NLRB’s social media guidelines

The National Labor Relations Board’s (NLRB) social media guidelines are very important. The Board’s decisions in social media cases can be used as guidance by all federal courts when deciding freedom of speech cases. The National Labor Relations Act’s (NLRA) provisions cover all employees, regardless of whether they are unionized. Section 7 of the NLRA permits employees to engage in “protected concerted activity”—i.e., when two or more employees take action regarding the terms and conditions of their employment for their mutual benefit.

The NLRB’s social media guidelines initially faced criticism because of confusion created by some of the Board’s decisions. Employers must walk a very fine line between prohibiting unwanted conduct and avoiding unlawful restrictions on protected activity.
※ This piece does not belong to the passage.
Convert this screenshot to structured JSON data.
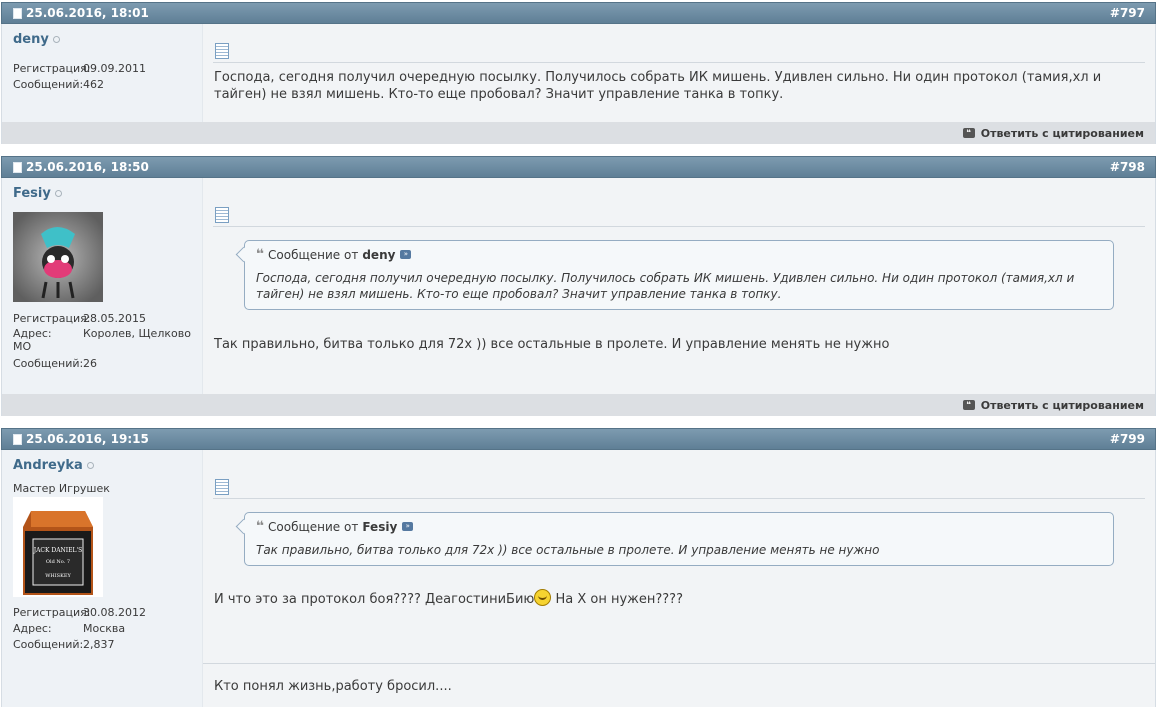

All employers should consider including in their handbooks a policy that establishes rules for employees to follow when communicating about the company on social media. Policies should not prevent employees from engaging in protected speech on their own social media sites or punish them for making disparaging remarks about the company or supervisors.
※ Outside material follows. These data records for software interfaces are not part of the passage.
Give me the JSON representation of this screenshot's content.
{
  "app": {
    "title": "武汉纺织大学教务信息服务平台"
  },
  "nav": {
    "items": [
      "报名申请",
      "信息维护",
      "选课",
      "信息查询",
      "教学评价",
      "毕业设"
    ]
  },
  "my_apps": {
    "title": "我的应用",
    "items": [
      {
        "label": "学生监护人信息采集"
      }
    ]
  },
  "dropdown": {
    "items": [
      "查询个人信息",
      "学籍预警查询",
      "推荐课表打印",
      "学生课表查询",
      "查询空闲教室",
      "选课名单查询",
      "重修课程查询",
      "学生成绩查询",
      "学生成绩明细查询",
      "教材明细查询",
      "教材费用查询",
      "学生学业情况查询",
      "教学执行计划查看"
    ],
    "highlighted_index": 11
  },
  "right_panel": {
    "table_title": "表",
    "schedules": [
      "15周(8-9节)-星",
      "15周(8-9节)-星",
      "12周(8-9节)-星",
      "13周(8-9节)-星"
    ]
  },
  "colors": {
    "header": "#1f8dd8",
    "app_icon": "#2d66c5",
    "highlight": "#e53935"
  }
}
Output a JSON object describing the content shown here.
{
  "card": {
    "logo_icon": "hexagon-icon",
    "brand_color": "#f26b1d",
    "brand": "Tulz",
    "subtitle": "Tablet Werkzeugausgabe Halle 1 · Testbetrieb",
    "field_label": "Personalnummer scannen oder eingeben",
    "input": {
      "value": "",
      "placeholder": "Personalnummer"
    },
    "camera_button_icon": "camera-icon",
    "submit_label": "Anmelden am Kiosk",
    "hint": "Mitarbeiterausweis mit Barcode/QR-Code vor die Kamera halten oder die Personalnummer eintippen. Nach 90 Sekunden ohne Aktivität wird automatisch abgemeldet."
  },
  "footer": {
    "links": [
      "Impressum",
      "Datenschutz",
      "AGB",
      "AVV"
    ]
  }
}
Developing a sound policy

Here are some things to consider when creating a policy on social media use for your company:

  • Reinforce your complaint procedure. Encourage employees to bring grievances to their supervisor before taking to social media, but recognize that tweets about how much an employee hates her job may be protected, depending on their context.
  • Define confidential information. Define what kinds of information your employees can share online. Spell out whether employees need approval before posting certain types of information.
  • Explain the consequences of employees’ online actions. Increase employee awareness that social media doesn’t occur in a vacuum. A post that was meant for just Facebook “friends” can wind up on the front page of viral news site Reddit. Be specific about the consequences if, for example, an employee posts a video of himself in his work uniform engaging in behavior that might cast him and your company in a negative light.
  • Identify a spokesperson. Designate someone who will answer questions about your company on social media. Ensure that employees know whom they should refer questions about your company to, so they don’t answer themselves.
  • Discuss online behavior and etiquette. Let employees know that it’s OK to “agree to disagree” with others, especially on Facebook, Twitter, and YouTube, but it’s essential to remain polite and professional at all times. Remind employees how quickly a comment can go viral on the Internet.
  • Address what is considered illegal. Employees shouldn’t engage in any illegal activity and should respect others’ copyrights, trademarks, and intellectual property when they’re online.
  • Focus on educating employees. Having a social media policy is a start, not a solution. You should provide extensive training on the policy and attempt to ensure compliance through understanding. Your social media policy should be published as a separate document in addition to your handbook and should include an acknowledgment.
  • Protect intellectual property and confidential information. The NLRB will scrutinize policies that limit the disclosure or use of intellectual property and confidential information.

No policy can prevent all potential abuse from occurring. However, implementing a lawful social media policy and training your workforce will go a long way.